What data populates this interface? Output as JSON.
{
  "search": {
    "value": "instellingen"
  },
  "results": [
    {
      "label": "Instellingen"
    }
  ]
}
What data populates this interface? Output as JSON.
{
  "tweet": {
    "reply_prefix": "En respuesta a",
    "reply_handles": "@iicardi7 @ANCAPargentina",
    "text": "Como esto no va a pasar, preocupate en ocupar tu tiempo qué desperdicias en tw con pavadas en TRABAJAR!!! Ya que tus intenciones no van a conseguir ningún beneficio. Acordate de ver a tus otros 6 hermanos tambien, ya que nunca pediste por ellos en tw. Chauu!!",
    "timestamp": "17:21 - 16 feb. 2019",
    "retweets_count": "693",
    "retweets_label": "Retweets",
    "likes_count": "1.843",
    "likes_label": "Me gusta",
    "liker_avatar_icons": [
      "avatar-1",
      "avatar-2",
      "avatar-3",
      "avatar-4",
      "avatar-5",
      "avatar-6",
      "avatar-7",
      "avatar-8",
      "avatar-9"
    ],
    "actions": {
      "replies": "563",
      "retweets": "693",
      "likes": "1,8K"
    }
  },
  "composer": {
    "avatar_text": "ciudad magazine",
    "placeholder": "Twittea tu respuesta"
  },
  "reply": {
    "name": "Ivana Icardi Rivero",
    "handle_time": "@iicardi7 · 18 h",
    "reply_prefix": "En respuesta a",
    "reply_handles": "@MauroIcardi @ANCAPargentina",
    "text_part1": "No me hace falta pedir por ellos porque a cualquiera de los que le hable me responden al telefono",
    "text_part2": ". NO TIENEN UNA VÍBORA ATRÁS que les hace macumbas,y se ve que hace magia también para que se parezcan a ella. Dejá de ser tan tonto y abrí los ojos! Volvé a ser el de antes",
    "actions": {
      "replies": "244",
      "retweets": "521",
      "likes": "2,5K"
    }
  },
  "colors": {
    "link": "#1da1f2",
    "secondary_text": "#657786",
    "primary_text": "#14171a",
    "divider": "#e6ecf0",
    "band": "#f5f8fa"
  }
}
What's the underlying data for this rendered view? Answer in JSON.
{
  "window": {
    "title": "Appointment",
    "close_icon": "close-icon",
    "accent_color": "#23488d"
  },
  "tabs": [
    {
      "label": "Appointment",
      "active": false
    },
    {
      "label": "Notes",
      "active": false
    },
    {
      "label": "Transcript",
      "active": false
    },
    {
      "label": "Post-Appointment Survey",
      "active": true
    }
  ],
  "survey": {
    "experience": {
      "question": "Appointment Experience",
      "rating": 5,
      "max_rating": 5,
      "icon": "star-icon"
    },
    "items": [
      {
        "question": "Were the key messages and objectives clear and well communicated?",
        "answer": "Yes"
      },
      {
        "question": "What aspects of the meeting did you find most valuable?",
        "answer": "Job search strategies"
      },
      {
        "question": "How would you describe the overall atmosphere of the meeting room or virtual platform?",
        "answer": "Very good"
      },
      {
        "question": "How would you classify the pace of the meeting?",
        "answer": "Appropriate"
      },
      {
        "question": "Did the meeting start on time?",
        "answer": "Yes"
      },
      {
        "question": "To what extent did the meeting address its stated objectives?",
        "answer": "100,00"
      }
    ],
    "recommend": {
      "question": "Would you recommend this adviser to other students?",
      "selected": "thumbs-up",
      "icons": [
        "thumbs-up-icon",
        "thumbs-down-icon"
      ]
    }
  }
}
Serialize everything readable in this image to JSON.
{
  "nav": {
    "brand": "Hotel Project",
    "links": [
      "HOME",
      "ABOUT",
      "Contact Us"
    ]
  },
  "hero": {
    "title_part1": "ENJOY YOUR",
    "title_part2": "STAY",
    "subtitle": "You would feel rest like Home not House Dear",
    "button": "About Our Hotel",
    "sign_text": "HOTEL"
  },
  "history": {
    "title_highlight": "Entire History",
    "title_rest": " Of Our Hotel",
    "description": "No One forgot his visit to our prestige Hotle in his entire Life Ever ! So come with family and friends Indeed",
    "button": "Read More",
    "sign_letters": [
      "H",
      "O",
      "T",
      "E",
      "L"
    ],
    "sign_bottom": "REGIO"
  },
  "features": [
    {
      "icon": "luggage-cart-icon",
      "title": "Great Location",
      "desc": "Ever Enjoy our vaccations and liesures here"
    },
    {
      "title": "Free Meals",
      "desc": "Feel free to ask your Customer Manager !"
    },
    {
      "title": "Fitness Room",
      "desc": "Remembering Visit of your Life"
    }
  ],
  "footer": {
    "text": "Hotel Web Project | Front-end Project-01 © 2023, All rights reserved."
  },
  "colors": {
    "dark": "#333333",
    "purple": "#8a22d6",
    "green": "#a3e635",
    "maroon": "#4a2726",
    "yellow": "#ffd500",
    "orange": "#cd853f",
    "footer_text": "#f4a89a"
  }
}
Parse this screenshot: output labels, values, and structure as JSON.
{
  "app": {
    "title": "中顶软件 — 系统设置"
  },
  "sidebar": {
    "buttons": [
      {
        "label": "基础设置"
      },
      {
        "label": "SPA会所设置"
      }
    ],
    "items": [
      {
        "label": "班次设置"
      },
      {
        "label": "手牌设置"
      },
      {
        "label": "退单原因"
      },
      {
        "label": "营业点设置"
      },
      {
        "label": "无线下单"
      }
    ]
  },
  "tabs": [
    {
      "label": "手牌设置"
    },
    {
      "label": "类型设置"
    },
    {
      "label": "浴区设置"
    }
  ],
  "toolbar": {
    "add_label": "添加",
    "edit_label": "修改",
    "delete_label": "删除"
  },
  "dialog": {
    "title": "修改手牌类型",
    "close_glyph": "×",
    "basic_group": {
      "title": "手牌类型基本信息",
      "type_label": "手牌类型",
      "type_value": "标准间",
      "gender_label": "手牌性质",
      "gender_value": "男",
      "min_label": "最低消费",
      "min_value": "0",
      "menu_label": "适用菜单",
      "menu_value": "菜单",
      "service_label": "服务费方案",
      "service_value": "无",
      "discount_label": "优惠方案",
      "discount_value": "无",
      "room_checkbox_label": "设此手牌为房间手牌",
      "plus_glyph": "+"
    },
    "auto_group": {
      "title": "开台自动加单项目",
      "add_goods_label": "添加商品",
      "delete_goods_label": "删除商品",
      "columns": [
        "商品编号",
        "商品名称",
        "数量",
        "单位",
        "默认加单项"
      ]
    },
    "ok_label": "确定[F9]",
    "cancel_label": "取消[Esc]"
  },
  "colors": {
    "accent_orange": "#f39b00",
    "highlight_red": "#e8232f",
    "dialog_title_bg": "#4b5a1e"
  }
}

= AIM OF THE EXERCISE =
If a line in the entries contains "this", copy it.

= ANSWER SPACE =
What data populates this interface? Output as JSON.
What data populates this interface? Output as JSON.
What's the underlying data for this rendered view? Answer in JSON.
      "question": "Would you recommend this adviser to other students?",
Serialize everything readable in this image to JSON.
Parse this screenshot: output labels, values, and structure as JSON.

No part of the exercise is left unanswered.